How many cigarette butts do our beaches contain?
Well, from our experience, a lot. We at Bandwagon spent an hour picking up all sorts of trash -- water bottles, candy wrappers, sacks that contained more garbage, diapers, plastic pieces as big as a one peso coin (yes, you'd be able to pick them out), and more than enough cigarette butts to put all smokers to shame -- as part of the activities of Reef Free The Sea Movement 4 last October 11 and 12. And we can't help but shake our heads. The mix of guilty and, well, disgust feels weird but oh-so real. This is Baler, after all, where we sit on the sand, breathe in the salty air, and paddle our way to catch the next wave we want to ride. For many of us, it is the sanctuary we escape to when the concrete jungle is just too much.

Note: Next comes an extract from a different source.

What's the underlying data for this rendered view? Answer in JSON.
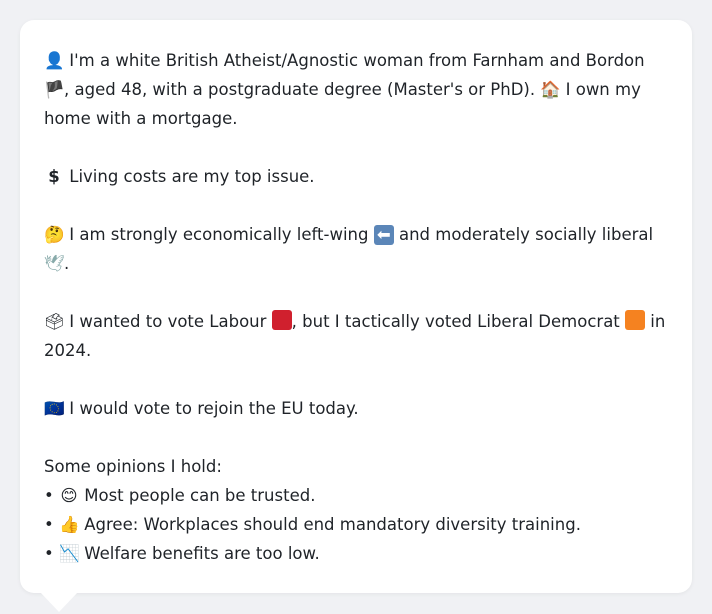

But perhaps it is because of this collective feeling of disbelief that attendees of the annual festival felt more connected to one another. And after the most unlikely team building activity, friendships emerged.
What followed was a day of calligraphy, tie-dye, and watercolors, hours and hours of white wash and wipeouts, and a night of dancing to Eric Gadd's 'Do You Believe In Me' like it was nobody's business. While everyone stared in awe of almost pubescent kids covering Rico Blanco's 'Your Universe' as if it was their destiny to do just that, the lines that defined where we came from and why we were there were erased and what was left was this one, huge energy that we carried with us until the next day, during the next round of surfing clinic, while watching the expression session, and as we jammed to the songs of familiar artists: Ciudad, Rusty Machines, We Are Imaginary, She's Only Sixteen, Ang Bandang Shirley, among many others.
As we say goodbye to Nalu Surf Camp at the end of the festival, we hold on to our tumblers a little tighter and realize that in the ebb and flow of waves, we are one beyond the music.